Here’s how ambitious Uber CEO Dara Khosrowshahi has gotten, ahead of the possibility that his ride-hailing company could IPO next year at a valuation of as much as $120 billion.
He’s been talking up the idea of drone food delivery big time lately. It might sound like a flight of fancy (pardon the pun), but The Wall Street Journal recently spotted a since-pulled job listing that showed Uber is hunting for an executive to help launch just such a program. Internally, that drone food delivery effort is known as UberExpress, with the company hoping to get the drones airborne and operating as part of its existing UberEats side business in a few markets by 2021.
From the WSJ’s report: The drone executive Uber is looking to hire “will ‘enable safe, legal, efficient and scalable flight operations,’ according to the job listing, which refers to UberExpress, an internal name used for the drone delivery operation within its UberEats prepared-food delivery unit. After an inquiry from The Wall Street Journal, Uber removed the job listing titled ‘Flight Standards and Training’ from its site. A spokesman said the posting ‘does not fully reflect our program, which is still in very early days.'”
The paper goes on to suggest this is part of Uber trying to craft a narrative around the company that shows there’s a lot more to it than simply ferrying people from Point A to Point B via the main Uber app. Indeed, one would think it can only serve to help entice investor interest by showcasing Uber’s dabbling in everything from drone food delivery to electric scooter and bike rentals, as the main ride-hailing part of the company has been dinged by a lack of profits and one scandal after another.

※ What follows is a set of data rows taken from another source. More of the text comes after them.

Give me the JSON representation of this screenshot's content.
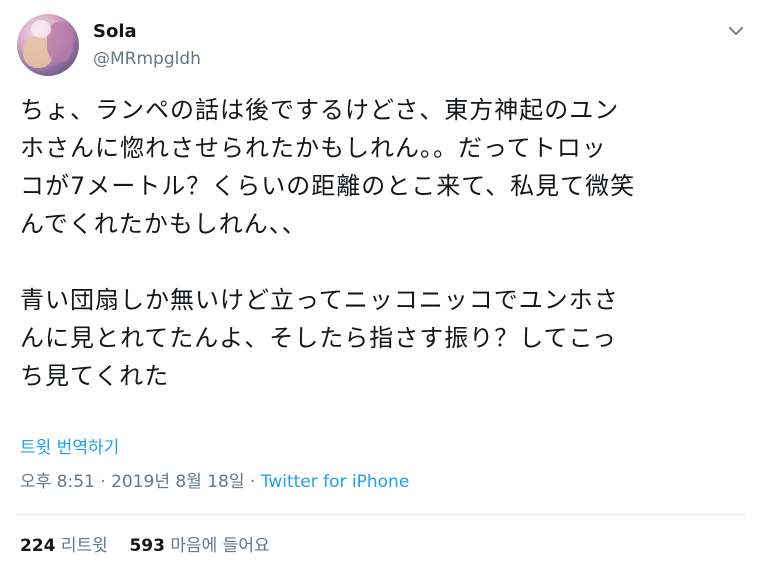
{
  "user": {
    "name": "Sola",
    "handle": "@MRmpgldh",
    "avatar_icon": "profile-avatar"
  },
  "menu_icon": "chevron-down-icon",
  "tweet": {
    "lines": [
      "ちょ、ランペの話は後でするけどさ、東方神起のユン",
      "ホさんに惚れさせられたかもしれん。。だってトロッ",
      "コが7メートル？くらいの距離のとこ来て、私見て微笑",
      "んでくれたかもしれん、、",
      "",
      "青い団扇しか無いけど立ってニッコニッコでユンホさ",
      "んに見とれてたんよ、そしたら指さす振り？してこっ",
      "ち見てくれた"
    ]
  },
  "translate_label": "트윗 번역하기",
  "meta": {
    "time": "오후 8:51",
    "separator": " · ",
    "date": "2019년 8월 18일",
    "source": "Twitter for iPhone"
  },
  "stats": {
    "retweets_count": "224",
    "retweets_label": "리트윗",
    "likes_count": "593",
    "likes_label": "마음에 들어요"
  },
  "colors": {
    "link": "#1da1f2",
    "secondary": "#657786",
    "primary": "#14171a",
    "divider": "#e6ecf0"
  }
}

Beyond food, Uber has also been public about wanting flying taxis to become a reality, a program it’s been eyeing for a 2020 launch. UberEats has likewise been a positive story for the company, having expanded to hundreds of cities and being on track to reach $6 billion in annual gross food sales.

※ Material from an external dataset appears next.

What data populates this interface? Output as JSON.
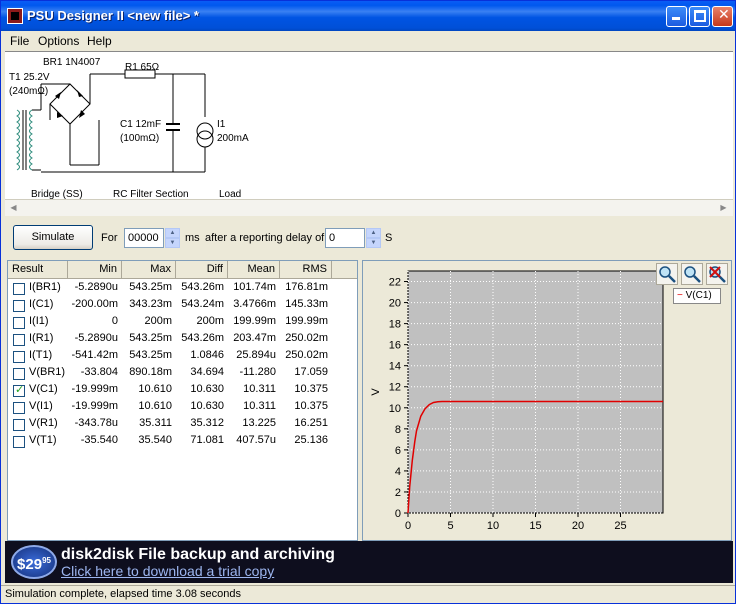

Khosrowshahi said at the company’s flying-taxi conference in May, the WSJ report continues, “that it plans to run limited tests of food delivery by drone, but the job listing suggests the company is more serious about the initiative than previously believed. The company chose San Diego to test commercial drones in several U.S. cities as part of a federal program that includes firms like Alphabet Inc. and FedEx Corp.

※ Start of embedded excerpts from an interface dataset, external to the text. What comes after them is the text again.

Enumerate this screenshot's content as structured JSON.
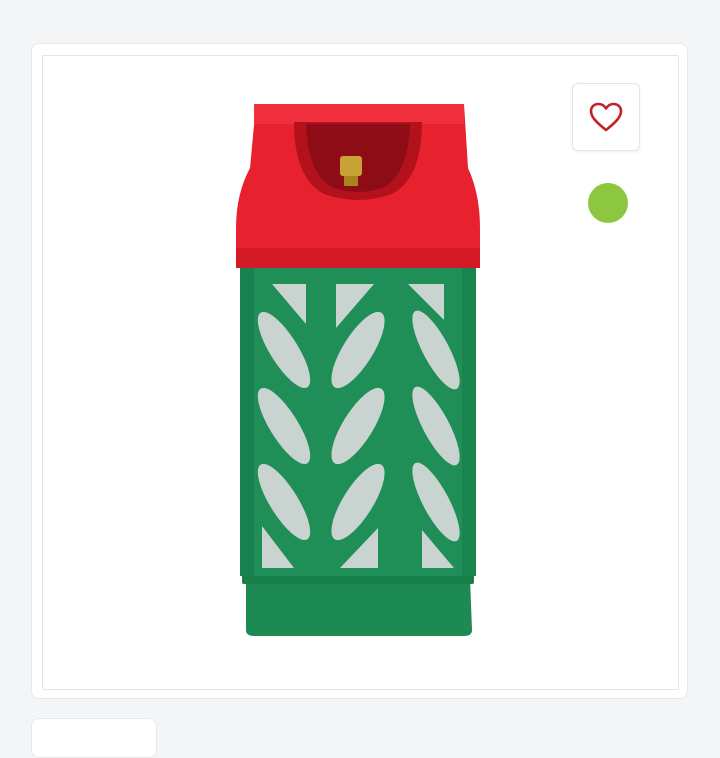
{
  "product": {
    "image_icon": "gas-cylinder-image",
    "colors": {
      "cap": "#e8212e",
      "body": "#1f8f57",
      "windows": "#c9d3d0"
    }
  },
  "favorite": {
    "icon": "heart-outline-icon",
    "color": "#c0222a"
  },
  "availability": {
    "color": "#8dc63f"
  }
}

“’We need flying burgers,’ said Mr. Khosrowshahi at the conference. He said deliveries within five to 30 minutes could be possible.”
To be sure, other companies like Amazon and UPS have made no secret about their similar interest in exploring the idea of using drones to deliver products. 7-Eleven has even gotten in on the act, running a drone food delivery test earlier this year in Reno, Nevada.